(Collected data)
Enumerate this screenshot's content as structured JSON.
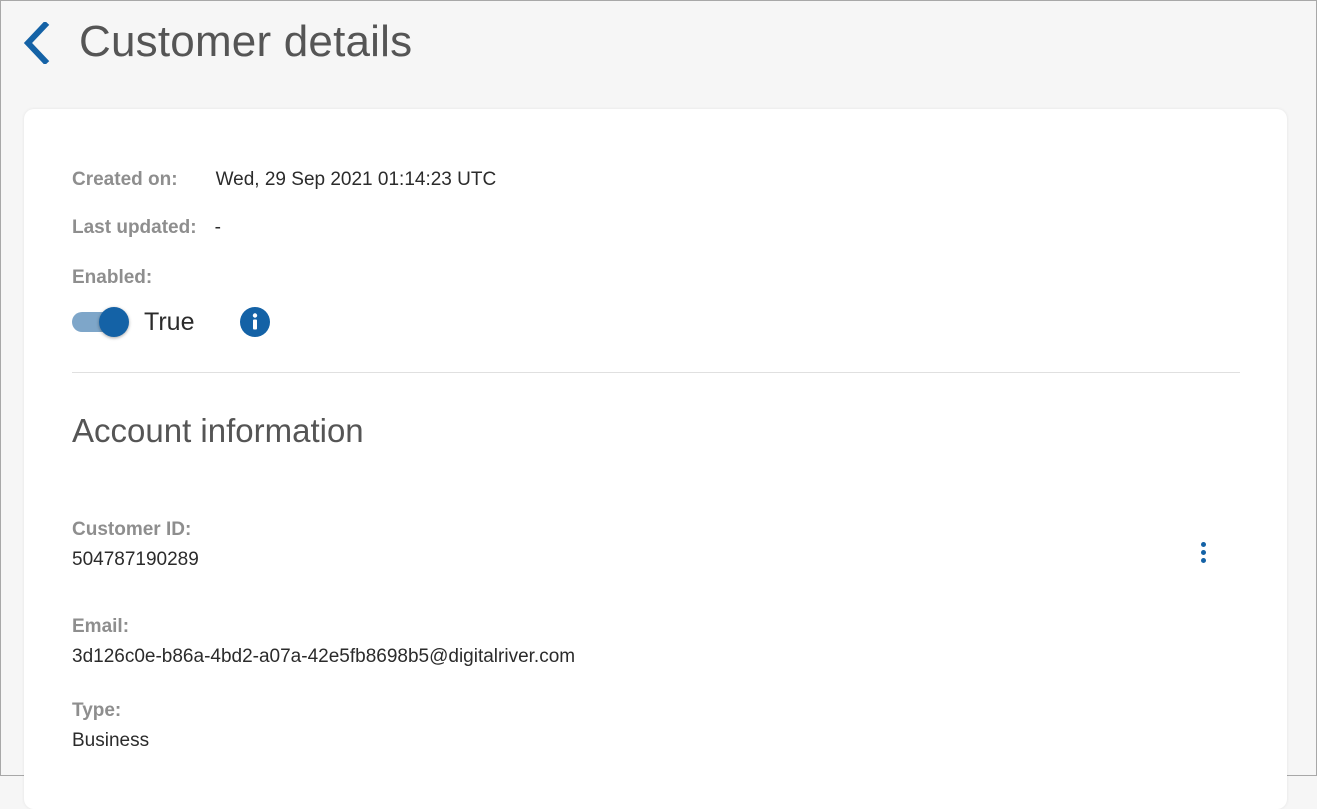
{
  "header": {
    "title": "Customer details"
  },
  "summary": {
    "created_label": "Created on:",
    "created_value": "Wed, 29 Sep 2021 01:14:23 UTC",
    "updated_label": "Last updated:",
    "updated_value": "-",
    "enabled_label": "Enabled:",
    "enabled_value": "True",
    "enabled_on": true
  },
  "account": {
    "title": "Account information",
    "customer_id_label": "Customer ID:",
    "customer_id_value": "504787190289",
    "email_label": "Email:",
    "email_value": "3d126c0e-b86a-4bd2-a07a-42e5fb8698b5@digitalriver.com",
    "type_label": "Type:",
    "type_value": "Business"
  },
  "icons": {
    "back": "chevron-left-icon",
    "info": "info-icon",
    "more": "more-vertical-icon"
  },
  "colors": {
    "accent": "#1462a6",
    "toggle_track": "#7ea6c9",
    "label": "#8e8e8e",
    "title": "#555555"
  }
}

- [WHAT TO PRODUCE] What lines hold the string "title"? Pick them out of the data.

- [RESULT FOR THIS TASK]
    "title": "Customer details"
    "title": "Account information",
    "title": "#555555"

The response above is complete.